Art and history lovers won’t miss the opportunity to visit the MAHB: located in the former bishop’s palace, this museum introduces visitors to the discovery of European artistic development, from prehistory to the 20th century, with a vast collection of 45,000 works: they are organised in different chronological stages including Antiquity, the Middle Ages and the 18th century, in a total of 14 stages.
What makes the museum really special is its narrative choice, which is original and innovative: in fact, the idea was to modernise the collections, presenting them in a playful and appealing light for all ages, such as the room dedicated to the 18th century with its flying armchairs. A different and original way to approach art and history.

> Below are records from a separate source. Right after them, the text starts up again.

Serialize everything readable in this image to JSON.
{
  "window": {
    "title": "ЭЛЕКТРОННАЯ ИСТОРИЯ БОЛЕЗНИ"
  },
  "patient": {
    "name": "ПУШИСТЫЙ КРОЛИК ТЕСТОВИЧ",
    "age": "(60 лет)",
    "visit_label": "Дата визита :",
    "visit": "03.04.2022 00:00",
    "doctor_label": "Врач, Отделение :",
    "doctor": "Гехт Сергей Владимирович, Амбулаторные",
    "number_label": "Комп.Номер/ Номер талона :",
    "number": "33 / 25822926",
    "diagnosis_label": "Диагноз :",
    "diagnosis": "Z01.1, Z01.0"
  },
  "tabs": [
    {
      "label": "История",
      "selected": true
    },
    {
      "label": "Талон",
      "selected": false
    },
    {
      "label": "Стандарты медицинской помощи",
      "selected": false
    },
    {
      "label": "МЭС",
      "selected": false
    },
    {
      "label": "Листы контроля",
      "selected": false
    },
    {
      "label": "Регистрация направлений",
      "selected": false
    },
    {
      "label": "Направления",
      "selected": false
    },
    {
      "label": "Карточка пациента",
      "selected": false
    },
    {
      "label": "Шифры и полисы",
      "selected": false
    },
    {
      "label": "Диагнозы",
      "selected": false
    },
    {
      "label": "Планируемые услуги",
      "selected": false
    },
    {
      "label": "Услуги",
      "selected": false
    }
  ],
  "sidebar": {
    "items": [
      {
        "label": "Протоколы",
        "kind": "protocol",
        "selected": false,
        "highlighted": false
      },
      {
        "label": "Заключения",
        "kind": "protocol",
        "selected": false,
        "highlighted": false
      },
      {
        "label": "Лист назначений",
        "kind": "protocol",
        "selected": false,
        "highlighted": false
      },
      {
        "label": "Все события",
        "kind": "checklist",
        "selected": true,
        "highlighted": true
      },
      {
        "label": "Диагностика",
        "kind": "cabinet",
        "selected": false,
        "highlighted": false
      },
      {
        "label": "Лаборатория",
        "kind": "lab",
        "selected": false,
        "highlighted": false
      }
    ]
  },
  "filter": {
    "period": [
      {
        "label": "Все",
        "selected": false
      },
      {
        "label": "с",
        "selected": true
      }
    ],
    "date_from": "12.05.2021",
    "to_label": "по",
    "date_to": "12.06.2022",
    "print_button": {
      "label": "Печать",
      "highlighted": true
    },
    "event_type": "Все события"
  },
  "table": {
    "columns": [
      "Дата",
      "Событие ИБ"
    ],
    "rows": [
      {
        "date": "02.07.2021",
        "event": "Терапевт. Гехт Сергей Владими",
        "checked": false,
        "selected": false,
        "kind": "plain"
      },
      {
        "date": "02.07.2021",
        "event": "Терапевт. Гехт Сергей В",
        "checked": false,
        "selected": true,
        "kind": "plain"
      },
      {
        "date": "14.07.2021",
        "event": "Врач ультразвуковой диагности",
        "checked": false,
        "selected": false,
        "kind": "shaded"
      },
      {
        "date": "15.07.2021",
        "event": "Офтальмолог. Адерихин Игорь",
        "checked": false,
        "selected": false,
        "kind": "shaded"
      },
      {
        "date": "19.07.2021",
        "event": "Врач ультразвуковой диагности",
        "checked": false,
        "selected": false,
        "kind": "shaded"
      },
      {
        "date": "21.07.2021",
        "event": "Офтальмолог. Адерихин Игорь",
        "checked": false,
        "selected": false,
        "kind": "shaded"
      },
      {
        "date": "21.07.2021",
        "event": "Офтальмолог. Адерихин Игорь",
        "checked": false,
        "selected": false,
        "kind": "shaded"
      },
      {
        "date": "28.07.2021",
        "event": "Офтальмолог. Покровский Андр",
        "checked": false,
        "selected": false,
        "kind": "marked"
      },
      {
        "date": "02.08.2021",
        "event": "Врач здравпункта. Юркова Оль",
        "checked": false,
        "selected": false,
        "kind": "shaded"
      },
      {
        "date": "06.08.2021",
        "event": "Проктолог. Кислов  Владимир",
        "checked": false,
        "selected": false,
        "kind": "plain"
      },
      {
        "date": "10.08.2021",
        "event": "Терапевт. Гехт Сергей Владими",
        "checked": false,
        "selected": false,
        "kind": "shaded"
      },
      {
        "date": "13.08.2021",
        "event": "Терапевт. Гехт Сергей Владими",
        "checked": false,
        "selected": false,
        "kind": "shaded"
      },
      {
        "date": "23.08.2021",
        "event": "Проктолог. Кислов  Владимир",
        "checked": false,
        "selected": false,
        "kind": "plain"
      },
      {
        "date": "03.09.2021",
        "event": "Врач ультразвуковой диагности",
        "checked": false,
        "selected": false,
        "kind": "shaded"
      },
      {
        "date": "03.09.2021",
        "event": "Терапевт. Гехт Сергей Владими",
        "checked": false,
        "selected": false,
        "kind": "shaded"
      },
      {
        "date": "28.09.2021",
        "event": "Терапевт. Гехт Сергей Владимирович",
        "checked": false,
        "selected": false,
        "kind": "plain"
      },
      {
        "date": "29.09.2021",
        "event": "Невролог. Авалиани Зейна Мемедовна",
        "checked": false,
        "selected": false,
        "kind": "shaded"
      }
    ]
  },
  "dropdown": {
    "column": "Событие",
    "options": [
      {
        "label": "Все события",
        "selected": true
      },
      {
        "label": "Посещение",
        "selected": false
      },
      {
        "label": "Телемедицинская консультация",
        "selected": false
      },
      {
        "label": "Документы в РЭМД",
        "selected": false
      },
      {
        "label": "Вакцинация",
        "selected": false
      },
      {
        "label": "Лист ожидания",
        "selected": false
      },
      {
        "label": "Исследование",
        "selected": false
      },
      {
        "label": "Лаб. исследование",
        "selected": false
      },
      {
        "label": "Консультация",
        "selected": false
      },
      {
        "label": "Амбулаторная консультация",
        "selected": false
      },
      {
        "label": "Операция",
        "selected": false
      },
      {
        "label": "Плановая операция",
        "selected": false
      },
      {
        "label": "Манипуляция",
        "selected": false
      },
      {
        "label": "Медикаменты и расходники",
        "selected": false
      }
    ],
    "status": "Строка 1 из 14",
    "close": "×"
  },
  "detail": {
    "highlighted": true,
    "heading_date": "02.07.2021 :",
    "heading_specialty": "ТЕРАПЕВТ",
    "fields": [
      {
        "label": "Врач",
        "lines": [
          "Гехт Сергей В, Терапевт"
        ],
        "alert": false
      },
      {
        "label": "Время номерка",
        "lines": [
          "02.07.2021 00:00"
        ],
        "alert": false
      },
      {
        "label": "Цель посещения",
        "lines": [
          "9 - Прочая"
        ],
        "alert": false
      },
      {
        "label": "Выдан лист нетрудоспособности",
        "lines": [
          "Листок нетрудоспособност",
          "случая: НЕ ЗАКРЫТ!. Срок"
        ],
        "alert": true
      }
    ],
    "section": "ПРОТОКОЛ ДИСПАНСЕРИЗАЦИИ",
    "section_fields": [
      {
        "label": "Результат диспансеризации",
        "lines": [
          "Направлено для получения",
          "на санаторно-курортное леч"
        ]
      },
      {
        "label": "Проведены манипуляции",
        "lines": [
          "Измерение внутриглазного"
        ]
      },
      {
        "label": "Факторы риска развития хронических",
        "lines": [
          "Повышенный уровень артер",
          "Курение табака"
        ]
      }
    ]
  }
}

Bayeux was the first town to be liberated in 1944: being so close to the landing beaches, it occupied a strategic position during the Battle of Normandy.
Inside the museum, the salient facts of the military operations are described through the display of original objects and equipment. Various military vehicles are parked on the forecourt.
Next to the muzzle are two other memorial sites: the Reporter Memorial and the British Military Cemetery. The first is a place dedicated to the journalists who lost their lives around the world after the war, defending the precious freedom of the press. The second place holds over 4000 graves of Commonwealth soldiers. Admission to these two sites is free.
In the following map you can see the location of the main places of interest mentioned in this article
Once you have rented a car at the airport, you will have to take the A13 motorway to reach Bayeux from Paris. The French capital is 270 kilometres away from the town of Normandy, a journey of about three hours.
The town of Bayeux is located on the Paris Saint Lazare – Cherbourg railway line. High-frequency regional trains reach the town in about two hours.
Bayeux offers several attractions and museums. In addition, its location just 10 km from the sea is strategic: you may decide to use it as a starting point to visit its surroundings and also visit the Normandy landing beaches.
Its historical centre, with its small shops, restaurants and cafés, is perfect for a pleasant and relaxing overnight stay, tasting a plate of oysters accompanied by a glass of local calvados.
What's the weather at Bayeux? Below are the temperatures and the weather forecast at Bayeux for the next few days.
The town of Bayeux is located in the Calvados department in the Normandy region, about 3 hours from Paris.